When Leonidas of the Spartans found himself faced with the prospect of defending Sparta against the totally much bigger and meaner Persian army, he specifically chose the narrow pass at Thermopylae to do so. In the Battle of Stirling Bridge, William Wallace and his Scottish forces used to their advantage the narrow crossing of the bridge to defeat the English. When you’re stuck in a dungeon crawl, you stand in the door, reducing the effective capabilities of those hundred zombies to just two or three at a time.
The strategy of forcing an attacker to traverse a single, restrictive point of control is an ancient one. It essentially reduces the advantage of having a significantly higher number of attackers than defenders.
We’ve been using this strategy for years in technology. It’s called the firewall. It’s a strategic point of control and it’s generally “the gateway” to the objective (apps and data). And that worked really well, as long as everything was behind the firewall and it was the only point through which an attacker could gain access to their objective.

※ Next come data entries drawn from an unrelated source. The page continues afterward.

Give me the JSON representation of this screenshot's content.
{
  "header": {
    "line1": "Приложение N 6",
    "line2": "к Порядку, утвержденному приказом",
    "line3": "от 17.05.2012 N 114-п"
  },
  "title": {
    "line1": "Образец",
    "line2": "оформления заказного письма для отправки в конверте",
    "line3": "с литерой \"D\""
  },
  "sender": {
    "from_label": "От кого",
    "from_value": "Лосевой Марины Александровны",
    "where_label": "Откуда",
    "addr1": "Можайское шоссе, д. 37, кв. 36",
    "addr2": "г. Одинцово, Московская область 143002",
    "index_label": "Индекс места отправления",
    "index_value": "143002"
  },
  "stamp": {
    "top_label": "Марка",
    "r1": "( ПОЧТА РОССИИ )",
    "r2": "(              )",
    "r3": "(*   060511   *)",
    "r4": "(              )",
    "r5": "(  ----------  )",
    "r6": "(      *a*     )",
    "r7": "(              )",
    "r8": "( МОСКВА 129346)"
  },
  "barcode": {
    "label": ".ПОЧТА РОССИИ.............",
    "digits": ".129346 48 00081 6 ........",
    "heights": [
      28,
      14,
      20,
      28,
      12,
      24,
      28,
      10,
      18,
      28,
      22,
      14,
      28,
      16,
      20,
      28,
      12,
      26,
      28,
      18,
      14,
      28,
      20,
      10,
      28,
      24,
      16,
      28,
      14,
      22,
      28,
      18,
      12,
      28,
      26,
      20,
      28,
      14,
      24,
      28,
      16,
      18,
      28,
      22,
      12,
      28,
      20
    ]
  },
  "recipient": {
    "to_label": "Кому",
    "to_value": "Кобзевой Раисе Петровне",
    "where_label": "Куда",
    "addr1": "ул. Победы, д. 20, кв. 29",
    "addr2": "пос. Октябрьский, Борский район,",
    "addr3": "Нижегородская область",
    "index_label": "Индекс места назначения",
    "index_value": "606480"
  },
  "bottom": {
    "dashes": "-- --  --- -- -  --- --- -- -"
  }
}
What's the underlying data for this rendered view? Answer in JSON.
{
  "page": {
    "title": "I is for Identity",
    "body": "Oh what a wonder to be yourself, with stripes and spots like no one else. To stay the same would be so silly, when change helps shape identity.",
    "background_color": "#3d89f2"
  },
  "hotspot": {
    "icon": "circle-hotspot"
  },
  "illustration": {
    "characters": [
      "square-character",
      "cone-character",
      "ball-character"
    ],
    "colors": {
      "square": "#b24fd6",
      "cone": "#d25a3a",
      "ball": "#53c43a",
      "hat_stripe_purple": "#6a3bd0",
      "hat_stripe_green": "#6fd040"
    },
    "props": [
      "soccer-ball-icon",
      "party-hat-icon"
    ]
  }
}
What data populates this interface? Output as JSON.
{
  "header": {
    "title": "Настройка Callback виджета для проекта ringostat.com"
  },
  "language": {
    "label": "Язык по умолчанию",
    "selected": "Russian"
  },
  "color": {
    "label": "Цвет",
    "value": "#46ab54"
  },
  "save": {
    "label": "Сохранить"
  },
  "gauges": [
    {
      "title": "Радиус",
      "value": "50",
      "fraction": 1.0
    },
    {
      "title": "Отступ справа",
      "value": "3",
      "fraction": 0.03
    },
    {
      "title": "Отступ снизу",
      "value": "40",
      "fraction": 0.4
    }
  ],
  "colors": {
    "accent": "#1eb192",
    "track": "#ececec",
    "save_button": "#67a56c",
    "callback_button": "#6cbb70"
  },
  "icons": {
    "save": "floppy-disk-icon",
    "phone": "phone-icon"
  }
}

With the prevalence of cloud today, however, attackers have many more points through which they can gain access to their objectives. Each app requires its own protective perimeter. They need their own DDoS protection and their own personal, private web application security policies. They need basically the same protections they’ve always had, but now they need it somewhere else. Architecture, not appliances, are as important to protecting your business forces (those are your apps) arrayed across the vast battlefield that is the Internet.
There are several options available. For example, you can deploy per-app protection as part of the larger “application architecture package” wherever it’s deployed. That might be on-premise, in a cloud-inspired environment, or it might be in the public cloud. Wherever it is, there you go – and that’s where you deploy your protections, with the application to form a per-app perimeter that is specific to the app and provides the same strategic control that the pass at Thermopylae provided. The advantage here is that app security is packaged up with the app, necessarily. It’s taking Zero Trust to the cloud.
Another strategy is based on principles found in that of serverless architectures; a cloud-first approach to centralizing security (still high in demand on many a security professionals’ wish list) without sacrificing the benefits of a simplified, cloud-based solution. That is to adapt the traditional strategic control offered by a firewall and move it into the cloud; into an “as a service” model. Such an approach affords organizations the ability to centralize app security while avoiding a likely costly model in which the data center continues to host the “primary” security services and all traffic must flow through it. This inefficiency is best addressed by migrating security like DDoS protection and app firewalls to the cloud, where both bandwidth, capacity, and access are broadly available. The advantage of centralization and the elimination of device management is significant.
Regardless of which approach you might have chosen (or plan to choose), one stark reality stands out: the corporate perimeter is no longer the business perimeter. With increasing numbers of apps in various clouds and the steady but certain growth of the Internet of Things, security strategies must not only start considering how to protect apps in the cloud, but how to use the cloud to protect apps everywhere.